* [Data provided]
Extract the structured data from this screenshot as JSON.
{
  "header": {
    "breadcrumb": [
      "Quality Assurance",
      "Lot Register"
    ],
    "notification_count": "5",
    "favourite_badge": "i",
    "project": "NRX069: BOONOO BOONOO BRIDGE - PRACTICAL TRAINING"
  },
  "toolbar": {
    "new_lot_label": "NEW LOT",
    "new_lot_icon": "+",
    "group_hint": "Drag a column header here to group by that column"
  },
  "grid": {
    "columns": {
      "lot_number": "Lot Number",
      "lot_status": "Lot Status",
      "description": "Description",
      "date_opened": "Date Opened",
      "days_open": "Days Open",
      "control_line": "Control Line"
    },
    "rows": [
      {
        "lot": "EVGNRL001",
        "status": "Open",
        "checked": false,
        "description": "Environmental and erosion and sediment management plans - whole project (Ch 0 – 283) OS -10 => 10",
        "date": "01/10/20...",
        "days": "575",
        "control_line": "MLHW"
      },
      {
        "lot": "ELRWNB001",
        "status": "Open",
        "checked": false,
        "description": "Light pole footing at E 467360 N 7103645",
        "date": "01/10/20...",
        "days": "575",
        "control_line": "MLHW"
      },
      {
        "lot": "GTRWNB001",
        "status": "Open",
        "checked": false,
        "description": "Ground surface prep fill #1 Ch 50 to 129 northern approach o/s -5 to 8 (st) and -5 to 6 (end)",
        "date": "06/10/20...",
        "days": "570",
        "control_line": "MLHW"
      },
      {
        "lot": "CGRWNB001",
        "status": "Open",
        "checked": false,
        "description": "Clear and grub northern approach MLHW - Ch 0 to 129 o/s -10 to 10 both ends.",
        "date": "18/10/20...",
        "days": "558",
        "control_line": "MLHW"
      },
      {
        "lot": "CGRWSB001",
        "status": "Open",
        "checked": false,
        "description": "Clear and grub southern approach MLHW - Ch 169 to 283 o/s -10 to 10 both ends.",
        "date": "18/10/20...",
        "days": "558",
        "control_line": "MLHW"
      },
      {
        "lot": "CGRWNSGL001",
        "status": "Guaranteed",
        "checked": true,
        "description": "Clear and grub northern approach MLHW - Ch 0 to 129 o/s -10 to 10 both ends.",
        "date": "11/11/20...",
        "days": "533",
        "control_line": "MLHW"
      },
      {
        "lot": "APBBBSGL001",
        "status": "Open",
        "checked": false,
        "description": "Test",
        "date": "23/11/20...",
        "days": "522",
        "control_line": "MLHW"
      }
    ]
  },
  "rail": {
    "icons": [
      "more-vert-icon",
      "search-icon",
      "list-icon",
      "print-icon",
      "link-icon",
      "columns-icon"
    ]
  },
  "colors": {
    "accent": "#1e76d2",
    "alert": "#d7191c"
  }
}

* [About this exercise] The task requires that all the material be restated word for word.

* [Written solution]
Extract the structured data from this screenshot as JSON.
{
  "header": {
    "breadcrumb": [
      "Quality Assurance",
      "Lot Register"
    ],
    "notification_count": "5",
    "favourite_badge": "i",
    "project": "NRX069: BOONOO BOONOO BRIDGE - PRACTICAL TRAINING"
  },
  "toolbar": {
    "new_lot_label": "NEW LOT",
    "new_lot_icon": "+",
    "group_hint": "Drag a column header here to group by that column"
  },
  "grid": {
    "columns": {
      "lot_number": "Lot Number",
      "lot_status": "Lot Status",
      "description": "Description",
      "date_opened": "Date Opened",
      "days_open": "Days Open",
      "control_line": "Control Line"
    },
    "rows": [
      {
        "lot": "EVGNRL001",
        "status": "Open",
        "checked": false,
        "description": "Environmental and erosion and sediment management plans - whole project (Ch 0 – 283) OS -10 => 10",
        "date": "01/10/20...",
        "days": "575",
        "control_line": "MLHW"
      },
      {
        "lot": "ELRWNB001",
        "status": "Open",
        "checked": false,
        "description": "Light pole footing at E 467360 N 7103645",
        "date": "01/10/20...",
        "days": "575",
        "control_line": "MLHW"
      },
      {
        "lot": "GTRWNB001",
        "status": "Open",
        "checked": false,
        "description": "Ground surface prep fill #1 Ch 50 to 129 northern approach o/s -5 to 8 (st) and -5 to 6 (end)",
        "date": "06/10/20...",
        "days": "570",
        "control_line": "MLHW"
      },
      {
        "lot": "CGRWNB001",
        "status": "Open",
        "checked": false,
        "description": "Clear and grub northern approach MLHW - Ch 0 to 129 o/s -10 to 10 both ends.",
        "date": "18/10/20...",
        "days": "558",
        "control_line": "MLHW"
      },
      {
        "lot": "CGRWSB001",
        "status": "Open",
        "checked": false,
        "description": "Clear and grub southern approach MLHW - Ch 169 to 283 o/s -10 to 10 both ends.",
        "date": "18/10/20...",
        "days": "558",
        "control_line": "MLHW"
      },
      {
        "lot": "CGRWNSGL001",
        "status": "Guaranteed",
        "checked": true,
        "description": "Clear and grub northern approach MLHW - Ch 0 to 129 o/s -10 to 10 both ends.",
        "date": "11/11/20...",
        "days": "533",
        "control_line": "MLHW"
      },
      {
        "lot": "APBBBSGL001",
        "status": "Open",
        "checked": false,
        "description": "Test",
        "date": "23/11/20...",
        "days": "522",
        "control_line": "MLHW"
      }
    ]
  },
  "rail": {
    "icons": [
      "more-vert-icon",
      "search-icon",
      "list-icon",
      "print-icon",
      "link-icon",
      "columns-icon"
    ]
  },
  "colors": {
    "accent": "#1e76d2",
    "alert": "#d7191c"
  }
}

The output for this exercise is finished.